I went snowshoeing today (with an REI group).
It was fun!
|Stopped to shoot. I'm second from the right, being attacked by my blue bandana.|
|The instructor behind the lens in the previous shot. Normally one cannot park along this road where we did. How Low the Snow!|
|This gate is normally something you'd snowshoe right over.|
|We left the trail to cross this creek bed|
|Stomped snow! This is where we practiced going down and up hills. That's my big ol' butt print in the middle of the frame.|
|Critter needs to clean up his front porch! We saw coyote tracks, small footed fox tracks, squirrel tracks, and one live chickadee, flitting around in the woods.|
|Andesite Ridge in the background.|
|We ate lunch just to the left of that knob behind good old what-is-face.|
|The moss stops where the snow usually comes. 12 feet low this year.|
|My feet. You can see how damp the snow is.|
|A little meadow inhabited by the sad remnants of snow-people.|
|ACK! Running water in the creek!? Spring has sprung in Feb this year.|
|Super cool igloos. 2 finished, one underway in the foreground. I hope whoever the architects are get to come back and finish the third one.|
|We took lots of breaks.|
|We finally, at the end of the trip, came back to the stomped-flat trail.|
Included in the class fee was gaiter, pole, and snowshoe rental. I had my own poles (Gossamer Gear poles with the Leki snow baskets on them) but used the rest of the equipment on offer.

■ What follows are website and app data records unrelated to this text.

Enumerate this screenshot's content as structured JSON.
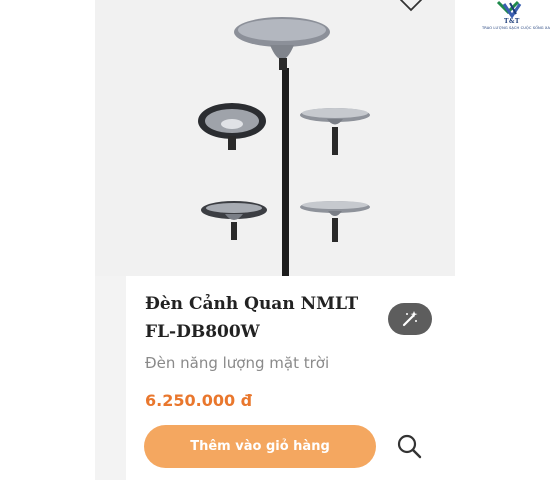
{
  "brand": {
    "logo_text": "T&T",
    "tagline": "TRAO LƯỢNG SẠCH CUỘC SỐNG XANH"
  },
  "product": {
    "title": "Đèn Cảnh Quan NMLT FL-DB800W",
    "category": "Đèn năng lượng mặt trời",
    "price": "6.250.000 đ",
    "image_subject": "solar landscape lamp"
  },
  "actions": {
    "add_to_cart_label": "Thêm vào giỏ hàng",
    "wishlist_icon": "heart-icon",
    "search_icon": "search-icon",
    "magic_icon": "magic-wand-icon"
  },
  "colors": {
    "accent": "#f4a760",
    "price": "#e9772d",
    "title": "#222222",
    "muted": "#8a8a8a",
    "magic_button_bg": "#5d5d5d"
  }
}
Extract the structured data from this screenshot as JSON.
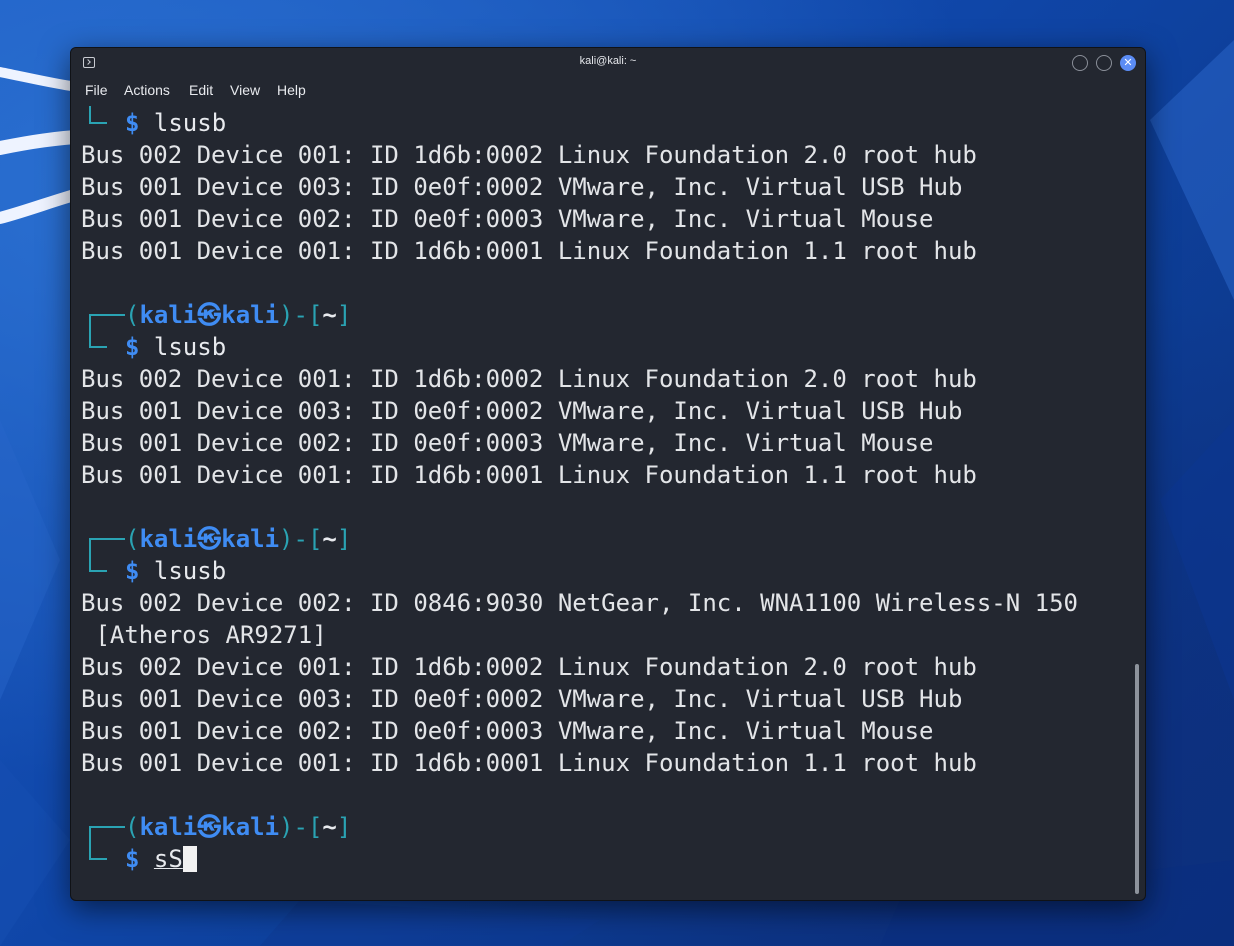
{
  "window": {
    "title": "kali@kali: ~"
  },
  "menu": {
    "file": "File",
    "actions": "Actions",
    "edit": "Edit",
    "view": "View",
    "help": "Help"
  },
  "prompt": {
    "user": "kali",
    "skull": "㉿",
    "host": "kali",
    "cwd": "~",
    "dollar": "$"
  },
  "terminal": {
    "block1": {
      "command": "lsusb",
      "output": [
        "Bus 002 Device 001: ID 1d6b:0002 Linux Foundation 2.0 root hub",
        "Bus 001 Device 003: ID 0e0f:0002 VMware, Inc. Virtual USB Hub",
        "Bus 001 Device 002: ID 0e0f:0003 VMware, Inc. Virtual Mouse",
        "Bus 001 Device 001: ID 1d6b:0001 Linux Foundation 1.1 root hub"
      ]
    },
    "block2": {
      "command": "lsusb",
      "output": [
        "Bus 002 Device 001: ID 1d6b:0002 Linux Foundation 2.0 root hub",
        "Bus 001 Device 003: ID 0e0f:0002 VMware, Inc. Virtual USB Hub",
        "Bus 001 Device 002: ID 0e0f:0003 VMware, Inc. Virtual Mouse",
        "Bus 001 Device 001: ID 1d6b:0001 Linux Foundation 1.1 root hub"
      ]
    },
    "block3": {
      "command": "lsusb",
      "output": [
        "Bus 002 Device 002: ID 0846:9030 NetGear, Inc. WNA1100 Wireless-N 150",
        " [Atheros AR9271]",
        "Bus 002 Device 001: ID 1d6b:0002 Linux Foundation 2.0 root hub",
        "Bus 001 Device 003: ID 0e0f:0002 VMware, Inc. Virtual USB Hub",
        "Bus 001 Device 002: ID 0e0f:0003 VMware, Inc. Virtual Mouse",
        "Bus 001 Device 001: ID 1d6b:0001 Linux Foundation 1.1 root hub"
      ]
    },
    "current_input": "sS"
  },
  "colors": {
    "terminal_bg": "#232730",
    "prompt_frame": "#2aa3b3",
    "prompt_user": "#3f8cf3",
    "text": "#e3e5e8",
    "close_button": "#5b8cf5",
    "desktop": "#1c5bc4"
  },
  "icons": {
    "title": "terminal-icon",
    "minimize": "minimize-icon",
    "maximize": "maximize-icon",
    "close": "close-icon"
  }
}
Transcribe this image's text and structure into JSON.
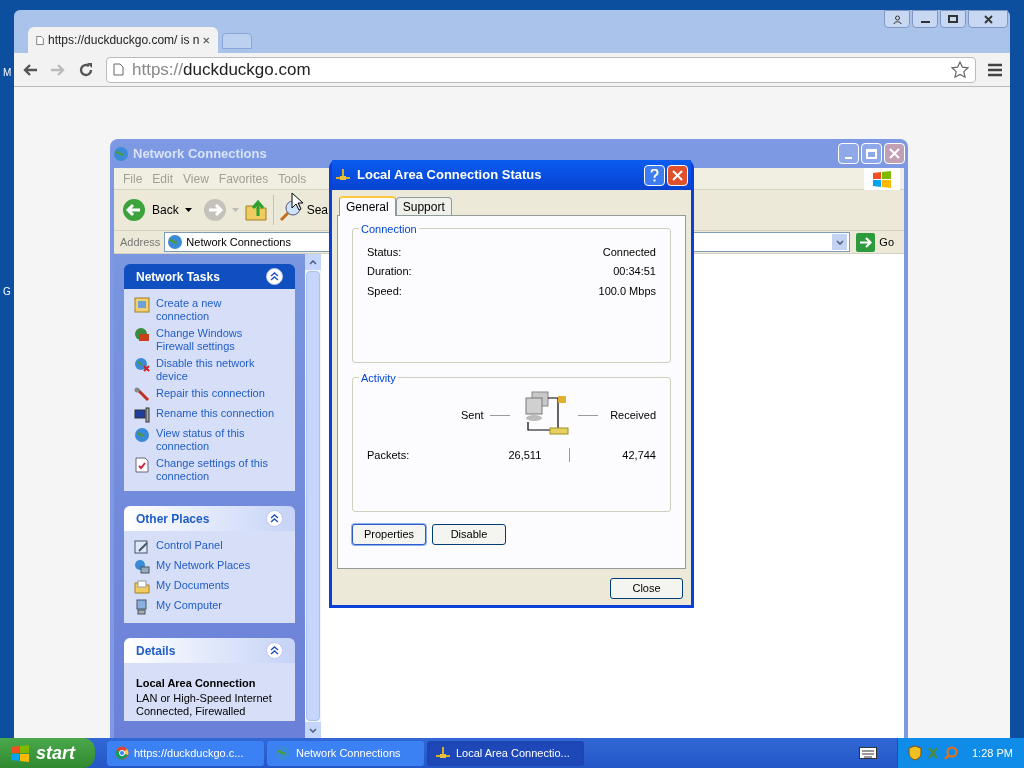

MSR Ascent snowshoes (I believe 26? not sure). The shoes had every kind of aggressive traction device known to man. So there was very little slipping going on. But I would have been sunk (literally) in powder. The bindings were easy to adjust and stayed put on my feet. They collected surprisingly little snow on the deck. I did sometimes step on my own shoes but that is something more practice will cure.
It seems strange to me that REI rents out shoes they don't currently sell. Anyway. They were fine.
OR gaiters in large. Since I was using my usual hiking shoes, the gaiters were rather large on my feet. And since I have Calves of Steel (or at least well exercised and well-fed calves) they were almost too small around my calves. If I decide to take up snowshoeing for real, I'll be making my own custom gaiters.
Shoes. I do not have waterproof shoes. And I was darned if I was going to run out and buy shoes for a sport I didn't even know if I'd like. So I just used the shoes I had (Inov8 Roclite 295). My toes got a little damp, but my cushy Smartwool socks and exertion kept them warm. At lunch break I was prepared to switch to a dry pair of socks, but by the time I'd sat 15 minutes with my feet propped up in the sun, they were dry. I love mesh shoes and wool socks.
Poles. Really were invaluable. My left pole sometimes did not hold adjustment and after I observed my behaviour a little bit I realised that I was slightly twisting that pole as I yanked it out of the snow. Once I stopped twisting, it stopped creeping. I have read that some folks find the Leki baskets a little small (GG uses Leki tips on their poles) but since I don't know any better I was perfectly content.
Clothing. I wore my old Terry coolweather bicycle tights and the lightest weight of Ibex merino shirt. A ball cap and fingerless gloves. I was plenty warm. I also had my wool Buff around my neck which served more as sun protection than as warmth. (It was about 60 degrees at 1pm)
I had a midweight Ibex shirt and a polyfil jacket as well as my Packa (a nifty combo of a pack cover and rain jacket) but did not use them. My laboriously remodeled bibs also stayed attached to my pack.
|We started near the freeway at the bottom of the map, headed off trail north, then swung around west and south to catch the trail again. We went probably less than 5 miles total.|